A Belizean musician is in a quest to save and preserve a minority culture with roots in West Africa.
Andy Palacio is on a mission to save himself. Or rather, to save his Garifuna culture that is on the verge of extinction. Palacio’s preservation tool is his music, which he, along with the Garifuna Collective, performed for a capacity audience of 360 people inside the Walker Art Center on August 20th.
“I wish we were outside,” lamented Palacio to his audience.
But poor local weather forced his band with its danceable groove indoors. Palacio began the hour-long show with a brief silence for those in the path of danger due to Hurricane Dean that was, at that time, approaching his Central American homeland of Belize.
Much of the music Palacio plays is dance music. Staff from the Walker urged people to remain seated during the performance to avoid blocking the view of those behind them. It was hard for people to sit still. The band, as well, seemed to be uneasy from the lack of synergistic energy from a dancing audience. In fact, during one number, Palacio coaxed fans out of their chairs, “just for this one time.”
Most people needed little encouragement. People moved to a set of maracas, four guitars, a musician on a single drum and an irrepressible drummer. Palacio played guitar and sang lead vocals, but nearly everyone in the band added his voice to the mix. Melody dominated the music, replete with phrases and riffs that echoed in the listener’s mind. The dancing groove was dictated by the conga drums. Watching their drummer, with his intensity and rhythmic power as he pounded on his four drums with his hands or used his fingers to whack one of two cymbals, was captivating.
The descendants of the Garifuna culture make up about 6 percent of Belize’s 300,000 people. Their African ties began in 1635 when a pair of ships were caught in a storm and ran ashore while transporting captured West African slaves. The Garifuna resisted domination by both the French and English and were banished from their home in the Caribbean to British Honduras. Eventually they settled into the Caribbean coasts of Nicaragua, Honduras, Guatemala, and the southern part of present-day Belize.
In Palacio’s youth, by chance, he traveled to Nicaragua. He came across a fellow Garifuna and learned of a continuous erosion of traditional culture in that country. When he realized that the same could happen in his own country of Belize, that there was a potential loss of his culture and its history, he felt compelled to intervene.
“I decided to follow my passion and focus more on performing Garifuna music as a way to keep the traditions alive long into the future,” Palacio is reported to have told Rock, Paper, Scissors, a world music website.
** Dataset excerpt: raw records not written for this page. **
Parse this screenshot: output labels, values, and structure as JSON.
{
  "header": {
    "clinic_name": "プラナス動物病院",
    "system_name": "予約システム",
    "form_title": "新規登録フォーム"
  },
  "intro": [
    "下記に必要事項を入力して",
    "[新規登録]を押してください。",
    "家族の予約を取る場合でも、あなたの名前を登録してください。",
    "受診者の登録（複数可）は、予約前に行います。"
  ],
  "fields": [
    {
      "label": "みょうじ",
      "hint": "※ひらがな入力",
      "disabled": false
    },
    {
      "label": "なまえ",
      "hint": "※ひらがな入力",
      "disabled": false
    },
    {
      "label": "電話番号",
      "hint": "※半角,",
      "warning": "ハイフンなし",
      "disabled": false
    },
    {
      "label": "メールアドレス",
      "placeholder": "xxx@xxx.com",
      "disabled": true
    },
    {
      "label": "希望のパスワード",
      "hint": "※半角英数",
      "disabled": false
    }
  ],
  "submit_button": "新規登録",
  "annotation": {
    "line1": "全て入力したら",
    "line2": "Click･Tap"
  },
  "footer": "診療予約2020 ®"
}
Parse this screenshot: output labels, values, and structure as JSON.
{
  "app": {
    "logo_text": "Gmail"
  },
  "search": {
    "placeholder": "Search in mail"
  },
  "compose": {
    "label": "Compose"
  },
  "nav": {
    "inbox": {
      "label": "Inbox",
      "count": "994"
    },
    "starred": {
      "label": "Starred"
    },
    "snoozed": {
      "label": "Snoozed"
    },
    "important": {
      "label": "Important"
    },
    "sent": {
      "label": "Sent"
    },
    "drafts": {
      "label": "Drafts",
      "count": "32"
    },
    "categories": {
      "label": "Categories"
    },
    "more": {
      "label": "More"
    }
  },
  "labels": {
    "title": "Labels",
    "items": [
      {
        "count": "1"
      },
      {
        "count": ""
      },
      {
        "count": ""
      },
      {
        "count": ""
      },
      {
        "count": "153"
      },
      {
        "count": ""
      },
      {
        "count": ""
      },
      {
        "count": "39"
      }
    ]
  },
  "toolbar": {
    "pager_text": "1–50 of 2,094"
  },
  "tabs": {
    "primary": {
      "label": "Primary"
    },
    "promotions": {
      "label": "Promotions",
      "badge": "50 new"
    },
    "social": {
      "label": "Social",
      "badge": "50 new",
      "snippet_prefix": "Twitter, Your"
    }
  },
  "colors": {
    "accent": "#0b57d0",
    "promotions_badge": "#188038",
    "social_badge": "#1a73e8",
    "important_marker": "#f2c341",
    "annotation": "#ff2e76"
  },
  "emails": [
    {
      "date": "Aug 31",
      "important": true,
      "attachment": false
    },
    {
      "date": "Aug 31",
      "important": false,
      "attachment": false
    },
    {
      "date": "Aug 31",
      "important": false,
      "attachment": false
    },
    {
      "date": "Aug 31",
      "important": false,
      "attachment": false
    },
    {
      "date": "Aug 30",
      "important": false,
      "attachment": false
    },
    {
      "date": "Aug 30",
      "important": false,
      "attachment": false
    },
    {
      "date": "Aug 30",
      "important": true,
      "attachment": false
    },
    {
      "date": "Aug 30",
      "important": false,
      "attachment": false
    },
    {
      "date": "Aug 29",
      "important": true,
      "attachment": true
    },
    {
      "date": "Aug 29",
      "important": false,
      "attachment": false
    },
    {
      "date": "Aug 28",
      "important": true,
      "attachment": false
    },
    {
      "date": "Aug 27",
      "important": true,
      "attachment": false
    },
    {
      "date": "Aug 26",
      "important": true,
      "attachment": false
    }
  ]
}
In his performance at the Walker, Palacio exposed his audience to the multigenerational aspect of his music when he brought Garifuna music legend, Paul Nabor, on stage. Nabor is dressed smartly in a pin stripe grey suit coat and pants, but also, underneath, he wears a thick fleece jacket, fleece gloves, a knitted cap and a Honduran hat. His hand trembles as he holds the microphone, but his voice is powerful and true. A woman rises from her seat to pay him homage by dancing on stage before him. This septuagenarian elicits a strong response in the audience.
The piece of living history was the highlight of the show. While Palacio’s music stands alone as dynamic and worthy, his quest to continue the traditions of his people and carry on the culture of the Garifuna pushes him past the flashy pop musicians of today. The value of history cannot be understated. Thank goodness for people like Palacio and his band who recognize this and seek to retain tradition with such an enjoyable approach.